In Palaeozoic, anthracosaurian amphibians, or ‘Basal Amniotes’ (Figs 1 and 2), α- keratinization was enhanced by filaggrin derived from a primordial Histidine Rich Protein (pHRP) (14). Lipogenic lamellar bodies (LBs) might have provided some barrier to CWL, but the ‘delicate’ epidermal tissues covering scales were susceptible to abrasion so that organisms were still restricted to a ‘wet’ aquatic environment (4).
Two different strategies in amniotes
In Sauropsid Amniotes, mechanical protection derives from the β-keratogenic epidermal tissues covering reptilian scales, or avian feathers (4,6). Sauropsid HRP, represented by KHLGs, is involved in vertical alternation between α- and β-keratogenesis (4,9). The barrier to CWL is housed in α-keratogenic tissues that are protected by overlying β-keratogenic tissues. Their various degrees of efficacy permitted exploitation of desiccating and abrasive terrestrial niches.

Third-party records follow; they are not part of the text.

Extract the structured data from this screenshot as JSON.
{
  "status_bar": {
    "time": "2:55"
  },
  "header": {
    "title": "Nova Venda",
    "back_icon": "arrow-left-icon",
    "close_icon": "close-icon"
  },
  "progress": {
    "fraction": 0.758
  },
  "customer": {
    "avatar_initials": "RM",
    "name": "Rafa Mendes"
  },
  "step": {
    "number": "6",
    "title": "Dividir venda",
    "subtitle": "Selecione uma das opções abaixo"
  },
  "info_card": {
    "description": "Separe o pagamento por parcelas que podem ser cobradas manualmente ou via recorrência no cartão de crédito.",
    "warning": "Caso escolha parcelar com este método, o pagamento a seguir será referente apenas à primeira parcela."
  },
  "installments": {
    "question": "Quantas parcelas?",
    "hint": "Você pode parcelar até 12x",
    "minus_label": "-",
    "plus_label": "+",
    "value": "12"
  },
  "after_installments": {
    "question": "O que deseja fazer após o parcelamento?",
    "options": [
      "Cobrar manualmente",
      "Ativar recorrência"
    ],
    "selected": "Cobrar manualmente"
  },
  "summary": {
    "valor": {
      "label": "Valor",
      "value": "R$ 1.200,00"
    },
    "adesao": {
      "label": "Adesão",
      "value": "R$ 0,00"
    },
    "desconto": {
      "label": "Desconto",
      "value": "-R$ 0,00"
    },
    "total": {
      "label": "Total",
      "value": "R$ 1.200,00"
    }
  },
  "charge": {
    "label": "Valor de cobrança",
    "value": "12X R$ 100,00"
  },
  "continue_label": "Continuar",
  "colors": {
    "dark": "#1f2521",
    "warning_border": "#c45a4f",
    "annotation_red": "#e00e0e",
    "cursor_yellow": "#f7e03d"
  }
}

Early Theropsid Amniotes evolved a skin structurally and functionally similar to that of modern toads, living amphibians whose reduced epidermal mucogenicity and cornification (4) permits them to walk over dusty driveways and hide in garages! Theropsids lost scales because their α-keratogenic epidermis was somewhat toughened by mammalian-type HRP (KH), and the derived hydrophilic filaggrin facilitates epidermal flexibility (14). Their barrier tissues, whose minimal efficacy is suggested by the environments they inhabited, remained susceptible to abrasion unless ‘lubricated’ regularly. These organisms almost certainly practiced ‘behavioral thermoregulation’ as do many living frogs and toads, and this behavior was facilitated by the spatially patterned sensory protohairs (5).
In late Theropsid Amniotes, multiplication of protohairs, caused perhaps by a mutation leading to up-regulation of a patterning trigger such as β-catenin (15), provided the necessary enhanced mechanical protection for the thin stratum corneum. Once the included barrier tissues were less susceptible to abrasion, exploration of ‘true terrestrial’ niches became possible.
In basal Mammals, the ‘protopelage’– whose constituent units might have been strengthened by trichohyalin (14), to form ‘true hairs’– had dual roles. First, an increased density of hairs further improved mechanical protection of inter-follicular barrier tissues (4,6). Second, this density also permitted an insulatory function that could have been further enhanced by other changes in the patterning mechanisms (17).
Hypothetical models of this type do not solve evolutionary questions and are not intended to do so. Their value lies in the fact that continual incorporation of new data from a variety of biologic disciplines into such models, and/or presentation of new models to supplant them enhances the probability that new research programs addressing empirically refutable hypotheses will emerge from such interdisciplinary considerations.